* Exercise goal
The answer must be an exact copy of the entries below, with no images in it.

* Data to use
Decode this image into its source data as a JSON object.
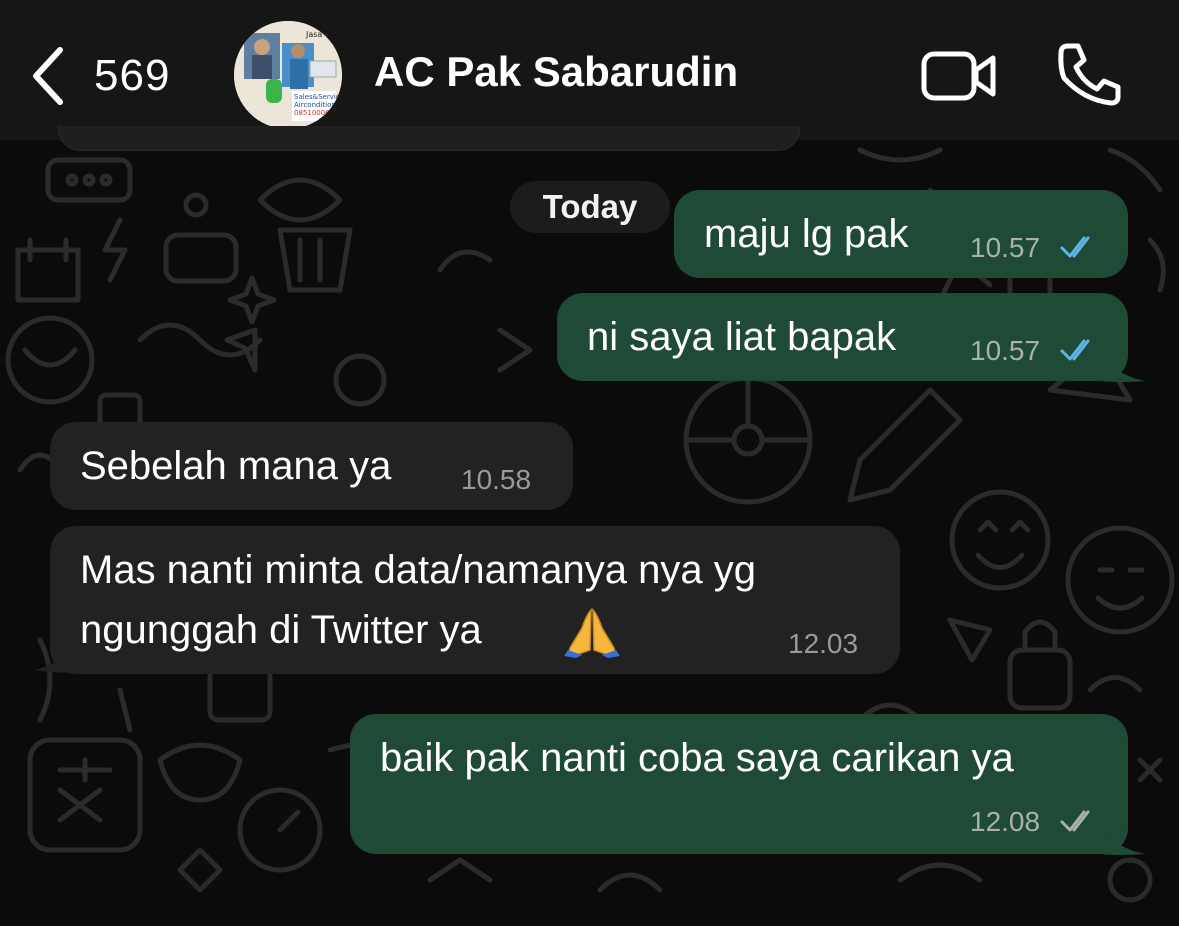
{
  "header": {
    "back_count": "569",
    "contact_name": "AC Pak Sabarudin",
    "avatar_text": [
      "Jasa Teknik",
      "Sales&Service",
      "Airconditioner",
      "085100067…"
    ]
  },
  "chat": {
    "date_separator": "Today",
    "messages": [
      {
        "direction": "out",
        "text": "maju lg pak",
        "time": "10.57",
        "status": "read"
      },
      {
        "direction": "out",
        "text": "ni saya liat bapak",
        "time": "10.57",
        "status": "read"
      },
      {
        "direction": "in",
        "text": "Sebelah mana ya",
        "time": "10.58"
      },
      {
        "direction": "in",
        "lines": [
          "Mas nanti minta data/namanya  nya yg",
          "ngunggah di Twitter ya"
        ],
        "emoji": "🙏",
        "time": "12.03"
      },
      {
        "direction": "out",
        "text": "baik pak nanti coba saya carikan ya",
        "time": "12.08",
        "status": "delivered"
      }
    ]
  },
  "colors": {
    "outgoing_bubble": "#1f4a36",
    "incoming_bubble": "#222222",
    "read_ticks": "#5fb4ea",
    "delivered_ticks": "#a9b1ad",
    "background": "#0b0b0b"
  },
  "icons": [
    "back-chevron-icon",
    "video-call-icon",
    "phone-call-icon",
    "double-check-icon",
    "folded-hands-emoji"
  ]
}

* Solution to this exercise
Decode this image into its source data as a JSON object.
{
  "header": {
    "back_count": "569",
    "contact_name": "AC Pak Sabarudin",
    "avatar_text": [
      "Jasa Teknik",
      "Sales&Service",
      "Airconditioner",
      "085100067…"
    ]
  },
  "chat": {
    "date_separator": "Today",
    "messages": [
      {
        "direction": "out",
        "text": "maju lg pak",
        "time": "10.57",
        "status": "read"
      },
      {
        "direction": "out",
        "text": "ni saya liat bapak",
        "time": "10.57",
        "status": "read"
      },
      {
        "direction": "in",
        "text": "Sebelah mana ya",
        "time": "10.58"
      },
      {
        "direction": "in",
        "lines": [
          "Mas nanti minta data/namanya  nya yg",
          "ngunggah di Twitter ya"
        ],
        "emoji": "🙏",
        "time": "12.03"
      },
      {
        "direction": "out",
        "text": "baik pak nanti coba saya carikan ya",
        "time": "12.08",
        "status": "delivered"
      }
    ]
  },
  "colors": {
    "outgoing_bubble": "#1f4a36",
    "incoming_bubble": "#222222",
    "read_ticks": "#5fb4ea",
    "delivered_ticks": "#a9b1ad",
    "background": "#0b0b0b"
  },
  "icons": [
    "back-chevron-icon",
    "video-call-icon",
    "phone-call-icon",
    "double-check-icon",
    "folded-hands-emoji"
  ]
}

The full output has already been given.